Pathologists have long consulted with their colleagues on difficult cases, and today, with their decreasing numbers and the increase in cancer cases world-wide, the ability to collaborate with colleagues at an international level is key to ensuring patients have access to the best diagnostic expertise available no matter where they are located.

Many large medical centers offer pathology consultation services throughout the US and international communities. In addition to formal consult cases, many pathologists share insights with their colleagues in remote locations, benefitting patients as well as the pathologists who learn from each other in these collaborations.

Topics: Telepathology

Posted by Corista 10/23/2019

Pathologists: Why Go Scanner Agnostic for Your Image Management System?

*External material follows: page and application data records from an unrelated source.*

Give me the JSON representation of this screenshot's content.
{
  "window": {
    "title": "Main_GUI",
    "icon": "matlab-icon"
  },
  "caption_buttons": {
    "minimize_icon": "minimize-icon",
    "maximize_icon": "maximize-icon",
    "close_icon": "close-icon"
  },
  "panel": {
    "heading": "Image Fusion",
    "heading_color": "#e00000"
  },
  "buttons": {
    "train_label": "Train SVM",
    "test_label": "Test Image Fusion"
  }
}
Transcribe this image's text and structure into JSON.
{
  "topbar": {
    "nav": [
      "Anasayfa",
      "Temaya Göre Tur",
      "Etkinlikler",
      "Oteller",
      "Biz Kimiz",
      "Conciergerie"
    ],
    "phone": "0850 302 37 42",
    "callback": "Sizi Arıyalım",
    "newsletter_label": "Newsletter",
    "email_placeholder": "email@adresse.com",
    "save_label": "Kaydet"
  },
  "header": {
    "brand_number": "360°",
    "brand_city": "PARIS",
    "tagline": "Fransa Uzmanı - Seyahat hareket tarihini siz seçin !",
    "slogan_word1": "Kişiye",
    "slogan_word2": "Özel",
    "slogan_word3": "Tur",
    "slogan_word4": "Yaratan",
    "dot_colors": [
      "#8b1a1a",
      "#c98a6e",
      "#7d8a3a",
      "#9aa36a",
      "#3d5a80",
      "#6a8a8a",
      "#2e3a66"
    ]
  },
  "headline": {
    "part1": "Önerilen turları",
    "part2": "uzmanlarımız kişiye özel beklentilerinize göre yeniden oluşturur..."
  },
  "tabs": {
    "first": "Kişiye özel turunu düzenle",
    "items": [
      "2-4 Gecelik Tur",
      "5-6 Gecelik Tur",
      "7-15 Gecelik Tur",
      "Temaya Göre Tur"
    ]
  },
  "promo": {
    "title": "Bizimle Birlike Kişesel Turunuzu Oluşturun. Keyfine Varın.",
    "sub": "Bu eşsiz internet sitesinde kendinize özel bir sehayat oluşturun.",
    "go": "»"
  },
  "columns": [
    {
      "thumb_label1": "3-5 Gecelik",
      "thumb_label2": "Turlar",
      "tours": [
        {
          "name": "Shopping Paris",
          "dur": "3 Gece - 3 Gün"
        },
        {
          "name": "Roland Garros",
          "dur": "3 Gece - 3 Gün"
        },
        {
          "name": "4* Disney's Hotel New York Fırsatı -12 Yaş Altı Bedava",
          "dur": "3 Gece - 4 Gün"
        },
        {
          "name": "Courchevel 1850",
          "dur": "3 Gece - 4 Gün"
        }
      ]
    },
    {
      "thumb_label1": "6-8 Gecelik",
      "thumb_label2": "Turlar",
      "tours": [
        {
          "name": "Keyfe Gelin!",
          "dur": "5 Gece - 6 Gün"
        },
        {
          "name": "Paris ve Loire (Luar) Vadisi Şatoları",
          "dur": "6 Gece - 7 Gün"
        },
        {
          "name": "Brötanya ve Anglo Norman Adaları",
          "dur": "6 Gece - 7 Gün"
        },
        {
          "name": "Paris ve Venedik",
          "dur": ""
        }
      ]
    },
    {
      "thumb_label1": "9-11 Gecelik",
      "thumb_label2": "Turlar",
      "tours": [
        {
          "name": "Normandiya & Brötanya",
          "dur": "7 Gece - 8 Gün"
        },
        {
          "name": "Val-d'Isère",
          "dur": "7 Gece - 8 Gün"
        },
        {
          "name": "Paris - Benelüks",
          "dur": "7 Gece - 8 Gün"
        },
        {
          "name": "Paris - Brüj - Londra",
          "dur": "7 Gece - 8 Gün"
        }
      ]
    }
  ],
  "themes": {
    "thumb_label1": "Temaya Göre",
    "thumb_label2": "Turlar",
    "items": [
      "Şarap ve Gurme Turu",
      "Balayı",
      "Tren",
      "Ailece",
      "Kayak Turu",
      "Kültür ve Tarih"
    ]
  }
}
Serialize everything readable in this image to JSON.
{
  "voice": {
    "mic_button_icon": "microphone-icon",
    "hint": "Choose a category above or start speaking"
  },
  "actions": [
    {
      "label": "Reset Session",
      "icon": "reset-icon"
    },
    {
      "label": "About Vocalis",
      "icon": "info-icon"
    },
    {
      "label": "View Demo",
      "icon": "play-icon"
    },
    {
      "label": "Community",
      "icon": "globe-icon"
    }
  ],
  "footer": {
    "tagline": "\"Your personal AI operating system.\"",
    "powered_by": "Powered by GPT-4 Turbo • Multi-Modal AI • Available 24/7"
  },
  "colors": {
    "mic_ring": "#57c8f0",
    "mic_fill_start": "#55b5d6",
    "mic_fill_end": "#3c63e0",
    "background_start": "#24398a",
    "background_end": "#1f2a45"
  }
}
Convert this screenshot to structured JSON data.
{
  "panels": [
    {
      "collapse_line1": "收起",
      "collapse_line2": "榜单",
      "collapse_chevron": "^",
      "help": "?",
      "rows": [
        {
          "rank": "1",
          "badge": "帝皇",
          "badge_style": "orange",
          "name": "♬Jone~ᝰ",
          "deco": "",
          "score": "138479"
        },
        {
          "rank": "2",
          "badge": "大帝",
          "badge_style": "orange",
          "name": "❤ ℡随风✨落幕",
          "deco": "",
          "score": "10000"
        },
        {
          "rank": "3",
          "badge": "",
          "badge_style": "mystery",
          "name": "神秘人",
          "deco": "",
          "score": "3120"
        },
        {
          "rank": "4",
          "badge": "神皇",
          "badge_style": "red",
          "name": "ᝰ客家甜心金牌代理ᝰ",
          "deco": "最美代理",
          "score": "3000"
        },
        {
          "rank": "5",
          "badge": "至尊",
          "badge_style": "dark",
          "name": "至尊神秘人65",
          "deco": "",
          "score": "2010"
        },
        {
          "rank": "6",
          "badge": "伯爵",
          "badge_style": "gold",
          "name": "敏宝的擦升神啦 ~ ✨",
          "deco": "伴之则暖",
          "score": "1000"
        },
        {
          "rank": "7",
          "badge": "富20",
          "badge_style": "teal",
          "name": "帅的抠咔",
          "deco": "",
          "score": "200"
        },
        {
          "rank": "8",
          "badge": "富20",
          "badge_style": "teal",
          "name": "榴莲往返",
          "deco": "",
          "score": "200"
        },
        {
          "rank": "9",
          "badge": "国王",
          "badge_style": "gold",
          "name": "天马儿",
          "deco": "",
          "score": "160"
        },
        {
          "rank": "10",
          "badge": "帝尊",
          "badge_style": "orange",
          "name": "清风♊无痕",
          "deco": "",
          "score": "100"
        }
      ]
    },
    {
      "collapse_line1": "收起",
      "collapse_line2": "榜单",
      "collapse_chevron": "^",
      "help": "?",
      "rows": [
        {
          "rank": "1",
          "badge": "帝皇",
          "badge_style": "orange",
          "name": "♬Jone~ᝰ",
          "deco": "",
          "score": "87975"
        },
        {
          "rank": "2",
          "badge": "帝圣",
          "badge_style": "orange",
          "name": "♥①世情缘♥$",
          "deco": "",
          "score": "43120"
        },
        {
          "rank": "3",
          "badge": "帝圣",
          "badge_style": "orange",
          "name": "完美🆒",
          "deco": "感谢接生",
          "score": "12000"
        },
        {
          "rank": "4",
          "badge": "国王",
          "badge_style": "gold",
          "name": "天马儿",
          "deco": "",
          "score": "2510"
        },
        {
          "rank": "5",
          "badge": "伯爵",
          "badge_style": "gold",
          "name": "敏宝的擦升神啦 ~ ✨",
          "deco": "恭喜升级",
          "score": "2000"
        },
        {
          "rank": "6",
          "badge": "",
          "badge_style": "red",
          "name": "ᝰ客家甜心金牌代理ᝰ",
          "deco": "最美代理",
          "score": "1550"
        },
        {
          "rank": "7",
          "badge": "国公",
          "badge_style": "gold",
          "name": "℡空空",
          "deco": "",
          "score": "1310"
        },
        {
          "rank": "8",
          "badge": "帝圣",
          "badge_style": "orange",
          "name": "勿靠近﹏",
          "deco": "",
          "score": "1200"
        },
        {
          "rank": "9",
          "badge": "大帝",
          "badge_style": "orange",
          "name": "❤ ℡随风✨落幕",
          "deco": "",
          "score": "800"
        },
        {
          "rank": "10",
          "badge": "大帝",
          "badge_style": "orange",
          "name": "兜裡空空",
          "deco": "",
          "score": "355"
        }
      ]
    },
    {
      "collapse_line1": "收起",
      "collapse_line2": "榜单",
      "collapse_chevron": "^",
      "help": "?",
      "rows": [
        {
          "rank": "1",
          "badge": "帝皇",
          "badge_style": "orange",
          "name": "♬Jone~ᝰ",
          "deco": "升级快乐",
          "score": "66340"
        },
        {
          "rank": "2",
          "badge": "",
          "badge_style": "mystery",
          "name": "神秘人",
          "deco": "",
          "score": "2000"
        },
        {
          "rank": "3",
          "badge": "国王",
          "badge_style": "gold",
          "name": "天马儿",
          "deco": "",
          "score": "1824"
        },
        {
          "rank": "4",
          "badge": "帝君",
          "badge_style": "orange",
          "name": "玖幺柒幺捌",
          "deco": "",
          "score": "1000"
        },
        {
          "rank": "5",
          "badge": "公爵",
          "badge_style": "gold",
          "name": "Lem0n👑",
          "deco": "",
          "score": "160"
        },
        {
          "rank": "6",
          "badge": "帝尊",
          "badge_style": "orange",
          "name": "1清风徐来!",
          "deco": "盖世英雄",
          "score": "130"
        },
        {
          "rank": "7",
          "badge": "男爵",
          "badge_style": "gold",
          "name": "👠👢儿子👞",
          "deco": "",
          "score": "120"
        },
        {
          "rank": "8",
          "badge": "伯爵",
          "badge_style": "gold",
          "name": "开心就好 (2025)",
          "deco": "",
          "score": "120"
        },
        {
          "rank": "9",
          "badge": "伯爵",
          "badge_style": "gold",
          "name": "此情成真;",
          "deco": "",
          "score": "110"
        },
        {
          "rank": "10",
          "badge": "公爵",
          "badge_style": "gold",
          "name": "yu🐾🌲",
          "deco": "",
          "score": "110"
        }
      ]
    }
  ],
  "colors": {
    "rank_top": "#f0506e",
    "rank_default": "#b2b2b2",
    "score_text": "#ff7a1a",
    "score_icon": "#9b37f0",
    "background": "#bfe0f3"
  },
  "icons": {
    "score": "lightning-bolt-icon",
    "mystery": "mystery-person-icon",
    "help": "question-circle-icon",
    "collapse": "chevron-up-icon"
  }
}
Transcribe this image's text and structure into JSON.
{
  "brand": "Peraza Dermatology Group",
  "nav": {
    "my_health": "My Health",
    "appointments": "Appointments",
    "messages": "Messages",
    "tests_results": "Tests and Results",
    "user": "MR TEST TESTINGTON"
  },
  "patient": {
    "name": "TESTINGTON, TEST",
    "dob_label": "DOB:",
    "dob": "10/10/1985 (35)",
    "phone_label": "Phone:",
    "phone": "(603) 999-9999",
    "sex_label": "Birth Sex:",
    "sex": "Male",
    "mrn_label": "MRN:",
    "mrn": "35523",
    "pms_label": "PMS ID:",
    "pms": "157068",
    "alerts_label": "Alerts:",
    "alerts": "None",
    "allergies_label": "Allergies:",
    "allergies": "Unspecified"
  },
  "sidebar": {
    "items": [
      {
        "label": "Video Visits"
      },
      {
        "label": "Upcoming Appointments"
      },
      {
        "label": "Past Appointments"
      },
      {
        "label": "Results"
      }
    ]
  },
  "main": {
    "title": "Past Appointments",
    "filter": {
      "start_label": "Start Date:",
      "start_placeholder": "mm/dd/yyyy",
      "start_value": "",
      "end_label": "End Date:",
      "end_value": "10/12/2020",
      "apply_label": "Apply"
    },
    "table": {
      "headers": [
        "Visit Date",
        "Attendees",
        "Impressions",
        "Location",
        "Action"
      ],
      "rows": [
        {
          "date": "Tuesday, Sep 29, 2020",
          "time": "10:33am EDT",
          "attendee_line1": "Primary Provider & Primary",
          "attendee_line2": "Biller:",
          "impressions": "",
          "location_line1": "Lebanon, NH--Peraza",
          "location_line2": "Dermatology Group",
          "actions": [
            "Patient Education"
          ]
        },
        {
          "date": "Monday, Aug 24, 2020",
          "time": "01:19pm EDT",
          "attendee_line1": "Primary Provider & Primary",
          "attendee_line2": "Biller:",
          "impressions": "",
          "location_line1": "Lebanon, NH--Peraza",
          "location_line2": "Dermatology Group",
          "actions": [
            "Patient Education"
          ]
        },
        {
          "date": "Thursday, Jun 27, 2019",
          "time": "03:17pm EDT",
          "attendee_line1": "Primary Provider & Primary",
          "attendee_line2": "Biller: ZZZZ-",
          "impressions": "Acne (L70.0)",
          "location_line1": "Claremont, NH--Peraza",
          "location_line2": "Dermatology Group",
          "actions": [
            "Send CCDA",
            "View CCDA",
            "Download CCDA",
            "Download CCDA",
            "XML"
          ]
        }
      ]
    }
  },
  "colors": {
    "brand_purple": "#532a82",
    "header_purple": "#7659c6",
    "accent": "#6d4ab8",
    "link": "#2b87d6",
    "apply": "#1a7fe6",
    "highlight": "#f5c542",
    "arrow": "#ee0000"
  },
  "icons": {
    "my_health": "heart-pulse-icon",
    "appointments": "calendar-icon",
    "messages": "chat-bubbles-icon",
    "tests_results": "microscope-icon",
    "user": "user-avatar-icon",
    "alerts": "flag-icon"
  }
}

The key to unlocking the broad benefits of digital pathology, including more efficient use of resources, easy access to colleagues & experts, faster clinical workflows — depends on having an image management system providing broad access to every image in the repository for users to view and share.

Topics: Slide Management

Posted by Eric Wirch and Robin Weisburger 09/10/2019

Image Management and LIS Integration — A Comprehensive Package for Improved Case Review

 

Access to healthcare services is in the midst of a fundamental change. Independent community hospitals and academic health centers are consolidating into larger networks across the nation. Furthermore, these networks are also developing global affiliations and partnerships to increase access to diagnostic care worldwide. As a result, patient point-of-service, laboratory services and the professional review of a case may exist in independent locations, sometimes spread over large geographic distances. Pathology department transformations embody this shift.

Topics: Digital Pathology

Posted by Robin Weisburger 08/29/2019

Multidisciplinary Tumor Boards: Improving Patient Outcomes, Locally and Globally

Multidisciplinary Tumor Boards (MTBs) are a standard of practice in all academic medical centers. Studies show that they contribute to improved diagnoses and treatment plans and often lead to improved patient outcomes.1 Moreover, these conferences provide valuable real-life education and training to residents and fellows in all represented disciplines.

Historically, pathologists have encountered unique challenges when participating in MTBs. Even with access to digital images for their presentations, the images are often time consuming to attain and in a static image format. Navigation to other regions of interest within the slide is often not possible, and the patient’s case data is usually in a separate lab information system (LIS). Assembling the case, often in Powerpoint, is time consuming, limiting and frustrating.

Topics: Digital Pathology